Carbon Monoxide Meat Treatment Faces Renewed Scrutiny

The leaders of two congressional committees have asked Pleasanton, Calif.-based Safeway to defend the practice of selling meat in low-oxygen modified atmosphere packaging containing carbon monoxide, a gas that retards spoilage and causes meats such as ground beef to appear fresher longer. Rep. John Dingell, D-Mich., chairman of the House Committee on Energy and Commerce, and Rep. Bart Stupak,

WASHINGTON — The leaders of two congressional committees have asked Pleasanton, Calif.-based Safeway to defend the practice of selling meat in low-oxygen modified atmosphere packaging containing carbon monoxide, a gas that retards spoilage and causes meats such as ground beef to appear fresher longer.

Rep. John Dingell, D-Mich., chairman of the House Committee on Energy and Commerce, and Rep. Bart Stupak, D-Mich., chairman of the House Subcommittee on Oversight and Investigations, sent letters to Safeway, as wells as Tyson Foods, Pactiv Corp. and Precept Foods, a subsidiary of Hormel, “demanding that Safeway Stores and three major meat-packaging companies respond to concerns about the public health risks posed by meat treated with carbon monoxide.”

Approved by the U.S. Food and Drug Administration under its “Generally Recognized as Safe” categorization in 2004, the practice of packaging meat with carbon monoxide drew fire from the media in early 2006. The safety of the gas, as it's used in the treatment, has not been questioned.
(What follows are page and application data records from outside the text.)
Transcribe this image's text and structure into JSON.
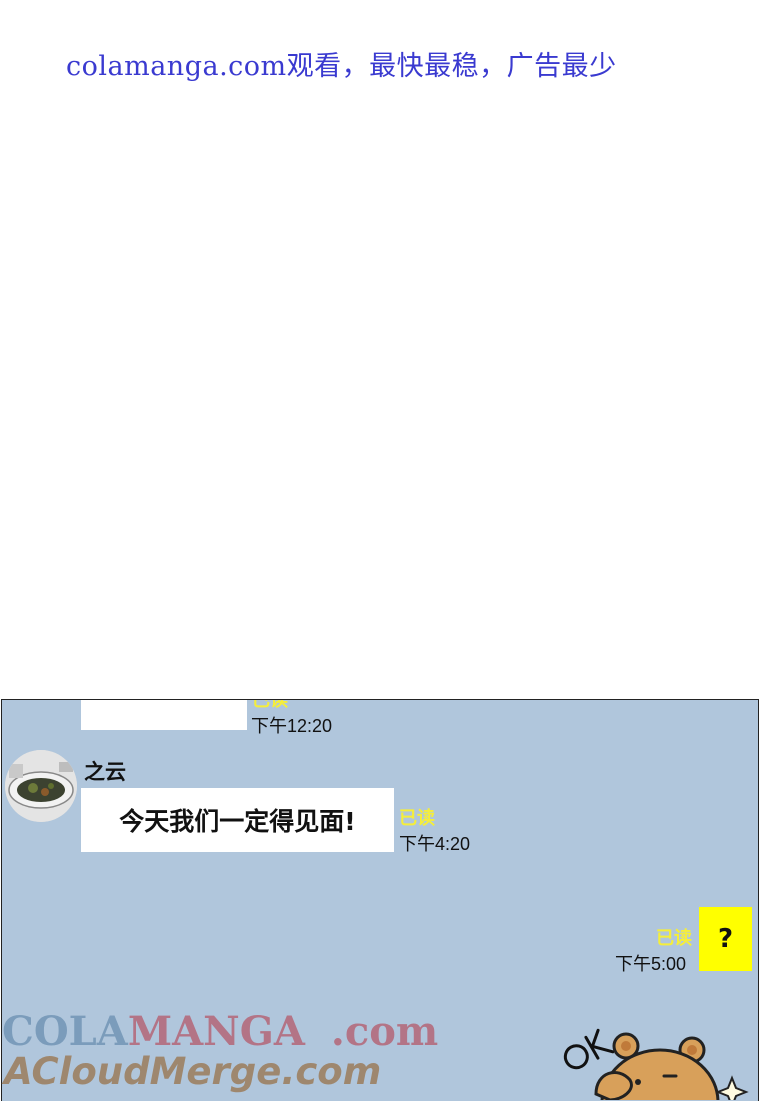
{
  "banner": {
    "text": "colamanga.com观看，最快最稳，广告最少"
  },
  "chat": {
    "previous_message": {
      "read_label": "已读",
      "time": "下午12:20"
    },
    "incoming": {
      "sender": "之云",
      "text": "今天我们一定得见面!",
      "read_label": "已读",
      "time": "下午4:20"
    },
    "outgoing": {
      "text": "?",
      "read_label": "已读",
      "time": "下午5:00"
    },
    "sticker": {
      "caption": "OK",
      "icon": "bear-ok-sticker"
    }
  },
  "watermarks": {
    "line1_a": "COLA",
    "line1_b": "MANGA",
    "line1_c": ".com",
    "line2": "ACloudMerge.com"
  },
  "colors": {
    "chat_background": "#b0c6dc",
    "read_label": "#f5ee3a",
    "outgoing_bubble": "#ffff00",
    "banner_text": "#3a3ad0"
  }
}
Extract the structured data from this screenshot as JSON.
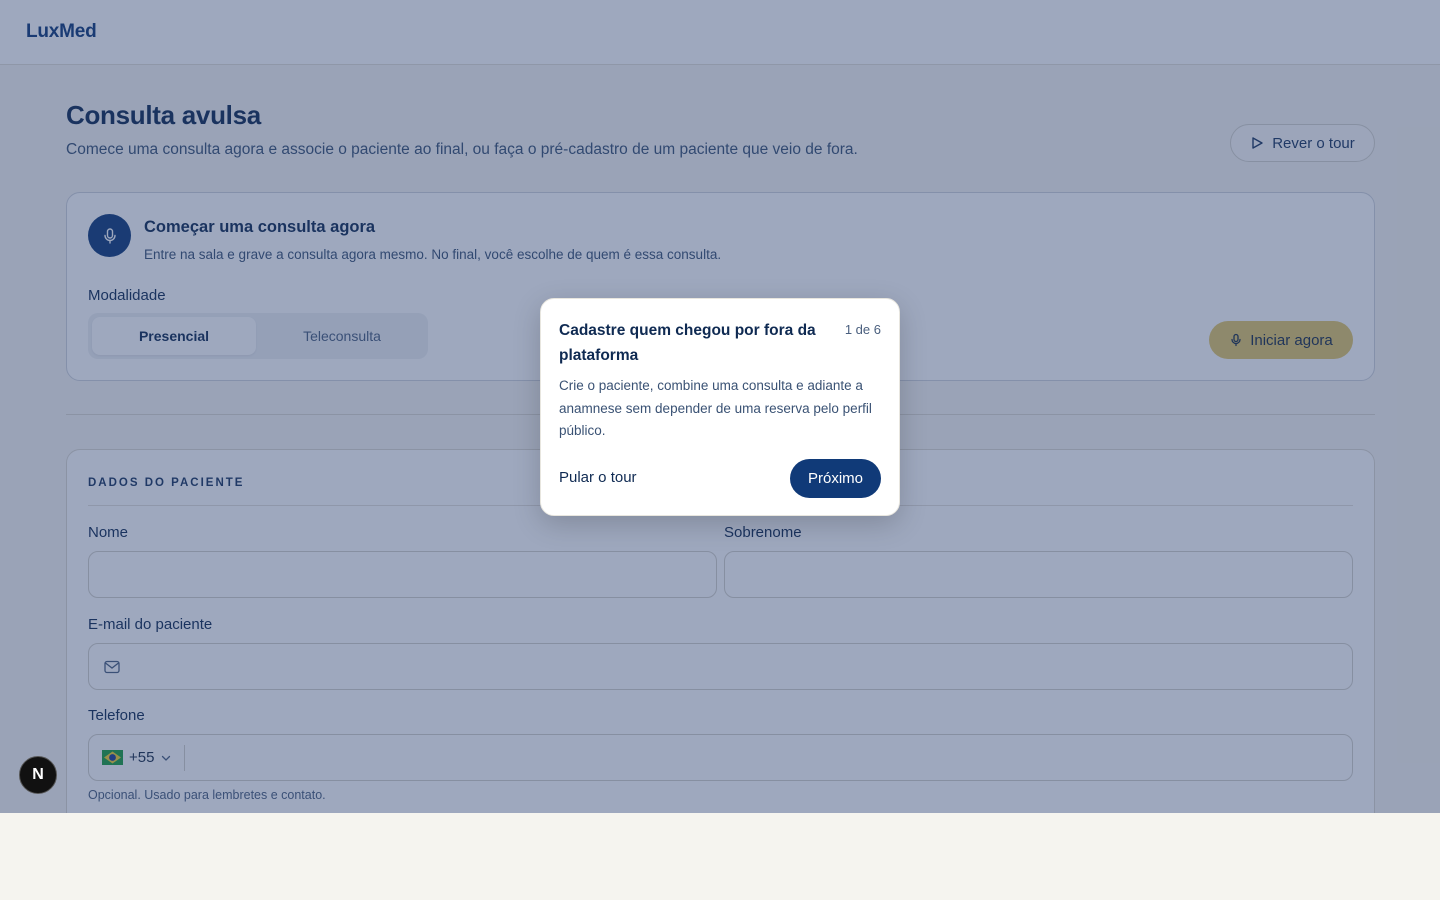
{
  "header": {
    "brand": "LuxMed"
  },
  "page": {
    "title": "Consulta avulsa",
    "subtitle": "Comece uma consulta agora e associe o paciente ao final, ou faça o pré-cadastro de um paciente que veio de fora.",
    "tour_button": "Rever o tour"
  },
  "start_card": {
    "title": "Começar uma consulta agora",
    "description": "Entre na sala e grave a consulta agora mesmo. No final, você escolhe de quem é essa consulta.",
    "modality_label": "Modalidade",
    "modalities": [
      "Presencial",
      "Teleconsulta"
    ],
    "selected_modality": "Presencial",
    "start_button": "Iniciar agora"
  },
  "patient": {
    "section_label": "DADOS DO PACIENTE",
    "first_name_label": "Nome",
    "last_name_label": "Sobrenome",
    "email_label": "E-mail do paciente",
    "phone_label": "Telefone",
    "country_code": "+55",
    "phone_helper": "Opcional. Usado para lembretes e contato."
  },
  "tour": {
    "title": "Cadastre quem chegou por fora da plataforma",
    "step": "1 de 6",
    "body": "Crie o paciente, combine uma consulta e adiante a anamnese sem depender de uma reserva pelo perfil público.",
    "skip": "Pular o tour",
    "next": "Próximo"
  },
  "dev_badge": "N",
  "colors": {
    "primary": "#103a78",
    "accent": "#e2c76a",
    "overlay": "#283e6e"
  }
}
Rather, the fact that it can make meat appear redder and fresher for much longer than normal has led consumer groups to argue that the practice is deceptive and potentially unsafe, since shoppers typically judge freshness by visual inspection.
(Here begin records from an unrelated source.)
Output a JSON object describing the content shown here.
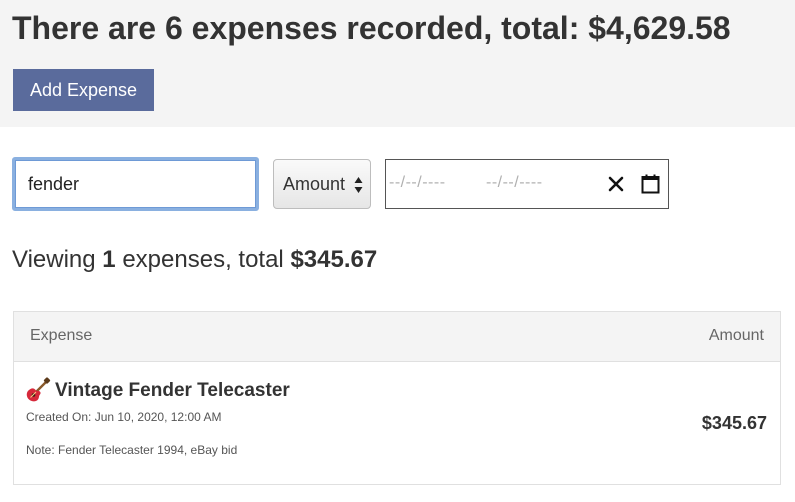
{
  "summary": {
    "prefix": "There are",
    "count": "6",
    "middle": "expenses recorded, total:",
    "total": "$4,629.58"
  },
  "actions": {
    "add_expense_label": "Add Expense"
  },
  "filters": {
    "search_value": "fender",
    "sort_by": "Amount",
    "date_start_placeholder": "--/--/----",
    "date_end_placeholder": "--/--/----"
  },
  "viewing": {
    "prefix": "Viewing",
    "count": "1",
    "middle": "expenses, total",
    "total": "$345.67"
  },
  "table": {
    "columns": {
      "expense": "Expense",
      "amount": "Amount"
    },
    "rows": [
      {
        "icon": "guitar-icon",
        "name": "Vintage Fender Telecaster",
        "created_on": "Created On: Jun 10, 2020, 12:00 AM",
        "note": "Note: Fender Telecaster 1994, eBay bid",
        "amount": "$345.67"
      }
    ]
  },
  "colors": {
    "primary_button": "#5a6b9c",
    "summary_background": "#f4f4f4",
    "focus_border": "#8ab0e0"
  }
}
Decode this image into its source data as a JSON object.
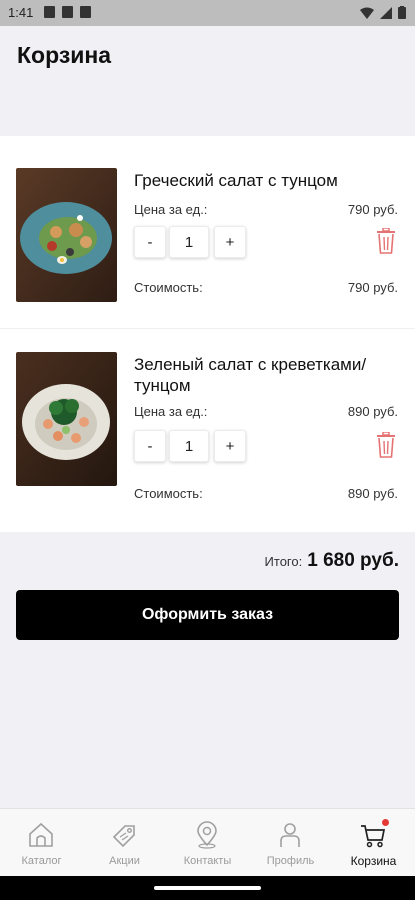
{
  "status_bar": {
    "time": "1:41"
  },
  "header": {
    "title": "Корзина"
  },
  "cart": {
    "items": [
      {
        "name": "Греческий салат с тунцом",
        "price_label": "Цена за ед.:",
        "price": "790 руб.",
        "quantity": "1",
        "minus": "-",
        "plus": "+",
        "cost_label": "Стоимость:",
        "cost": "790 руб."
      },
      {
        "name": "Зеленый салат с креветками/тунцом",
        "price_label": "Цена за ед.:",
        "price": "890 руб.",
        "quantity": "1",
        "minus": "-",
        "plus": "+",
        "cost_label": "Стоимость:",
        "cost": "890 руб."
      }
    ]
  },
  "summary": {
    "total_label": "Итого:",
    "total_value": "1 680 руб."
  },
  "checkout": {
    "label": "Оформить заказ"
  },
  "tabs": [
    {
      "label": "Каталог",
      "icon": "home-icon"
    },
    {
      "label": "Акции",
      "icon": "tag-icon"
    },
    {
      "label": "Контакты",
      "icon": "location-pin-icon"
    },
    {
      "label": "Профиль",
      "icon": "user-icon"
    },
    {
      "label": "Корзина",
      "icon": "cart-icon",
      "active": true
    }
  ],
  "colors": {
    "accent": "#000000",
    "badge": "#e53935",
    "delete": "#e57373",
    "background": "#f1f0f5"
  }
}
In February 2006, Cincinnati-based Kroger, the nation's largest conventional supermarket chain, discontinued the sale of meats packaged with carbon monoxide, citing “ambiguous” safety information regarding the process. Stupak and Dingell have indicated that they are targeting Safeway as the largest single supermarket chain still merchandising treated products.
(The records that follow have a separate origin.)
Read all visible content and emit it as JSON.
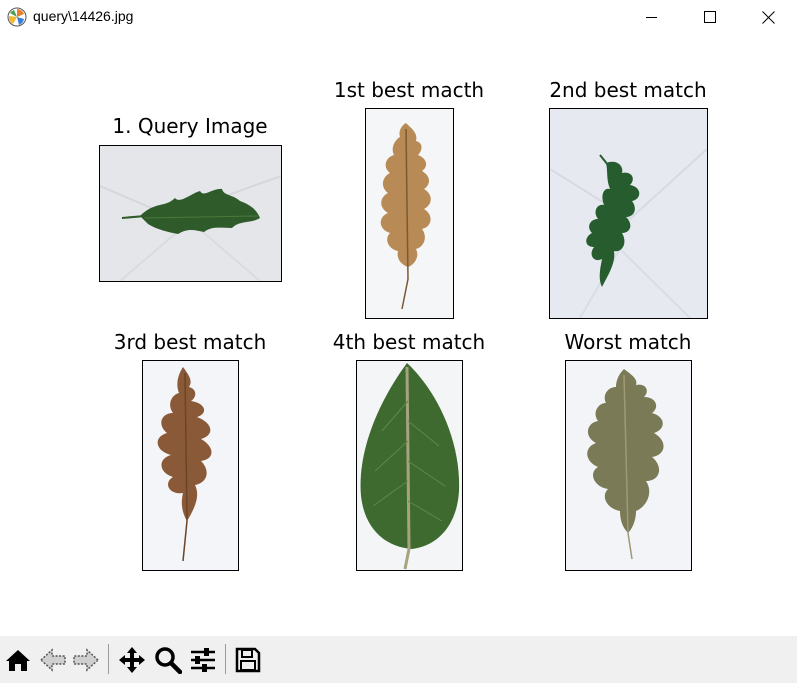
{
  "window": {
    "title": "query\\14426.jpg",
    "icons": [
      "matplotlib-logo-icon",
      "minimize-icon",
      "maximize-icon",
      "close-icon"
    ]
  },
  "figure": {
    "panels": [
      {
        "title": "1. Query Image",
        "image": "green oak leaf lying horizontally on crumpled white paper"
      },
      {
        "title": "1st best macth",
        "image": "dry brown oak leaf, vertical, on white background"
      },
      {
        "title": "2nd best match",
        "image": "dark green lobed oak leaf on crumpled white paper"
      },
      {
        "title": "3rd best match",
        "image": "brown deeply lobed oak leaf, vertical, on white background"
      },
      {
        "title": "4th best match",
        "image": "large green oval leaf with veins, vertical"
      },
      {
        "title": "Worst match",
        "image": "olive green lobed oak leaf, vertical, on white background"
      }
    ]
  },
  "toolbar": {
    "buttons": [
      "home-icon",
      "back-arrow-icon",
      "forward-arrow-icon",
      "pan-icon",
      "zoom-icon",
      "configure-subplots-icon",
      "save-icon"
    ]
  }
}
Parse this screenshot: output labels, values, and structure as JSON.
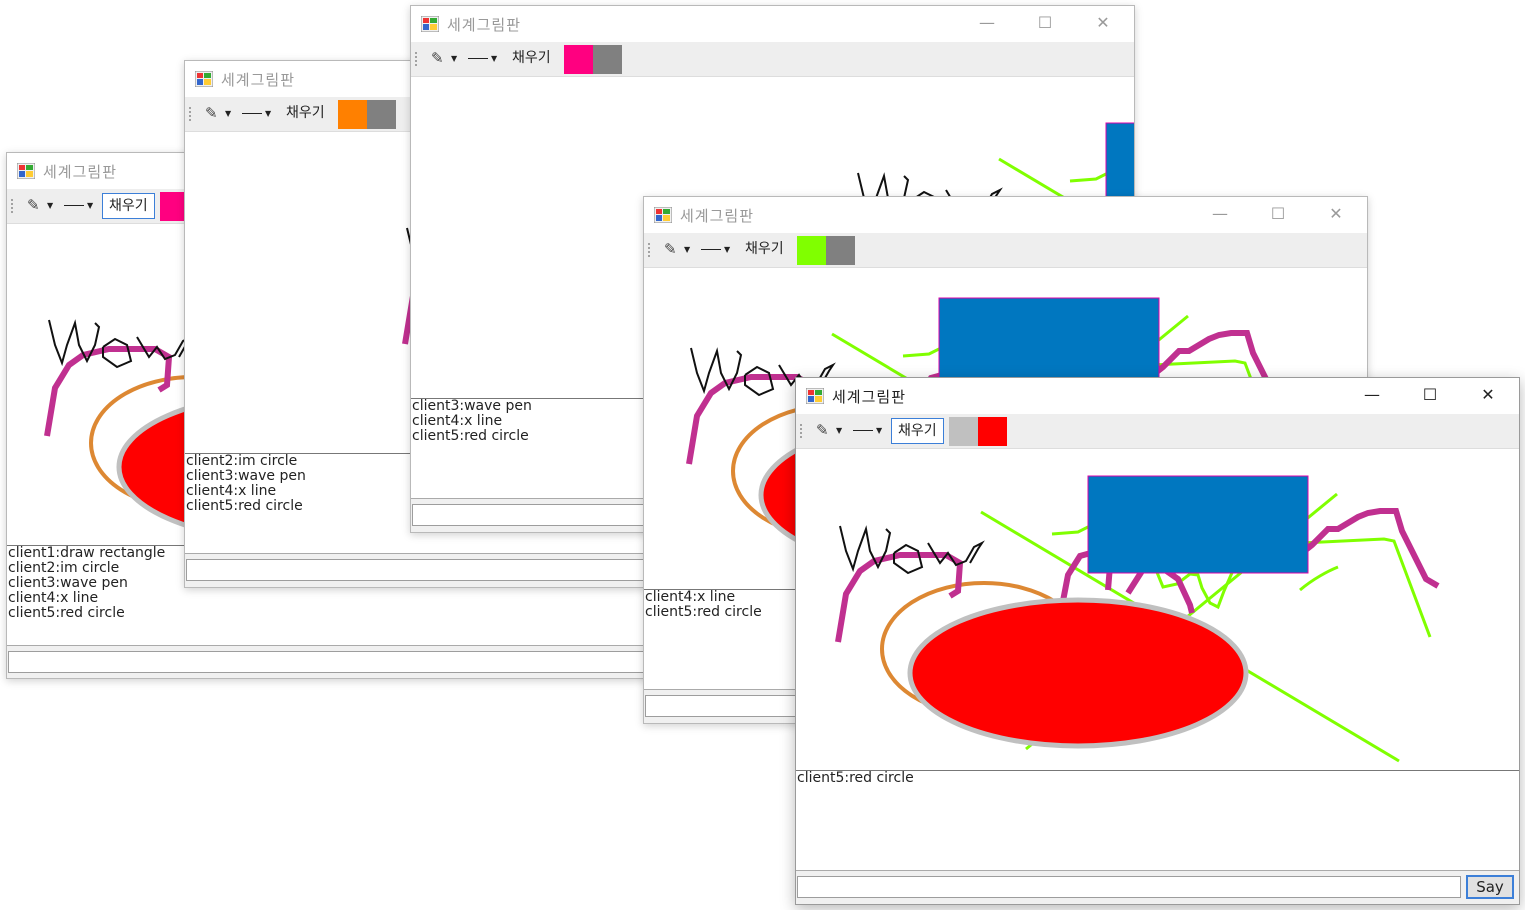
{
  "app": {
    "title": "세계그림판",
    "minimize_icon": "minimize-icon",
    "maximize_icon": "maximize-icon",
    "close_icon": "close-icon",
    "say_label": "Say"
  },
  "toolbar": {
    "pen_icon": "pen-icon",
    "line_width_icon": "line-width-icon",
    "fill_label": "채우기"
  },
  "windows": [
    {
      "id": "client1",
      "colors": [
        "#ff0080",
        "#808080"
      ],
      "log": [
        "client1:draw rectangle",
        "client2:im circle",
        "client3:wave pen",
        "client4:x line",
        "client5:red circle"
      ]
    },
    {
      "id": "client2",
      "colors": [
        "#ff8000",
        "#808080"
      ],
      "log": [
        "client2:im circle",
        "client3:wave pen",
        "client4:x line",
        "client5:red circle"
      ]
    },
    {
      "id": "client3",
      "colors": [
        "#ff0080",
        "#808080"
      ],
      "log": [
        "client3:wave pen",
        "client4:x line",
        "client5:red circle"
      ]
    },
    {
      "id": "client4",
      "colors": [
        "#80ff00",
        "#808080"
      ],
      "log": [
        "client4:x line",
        "client5:red circle"
      ]
    },
    {
      "id": "client5",
      "colors": [
        "#c0c0c0",
        "#ff0000"
      ],
      "log": [
        "client5:red circle"
      ]
    }
  ]
}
Dingell has said that letters sent last year to FDA and the U.S. Department of Health and Human Services — requesting that treated products be barred from sale pending new safety assessments — were ignored. He is currently planning to have the House Committee on Energy and Commerce open an investigation into the FDA's entire “Generally Recognized as Safe” approval process.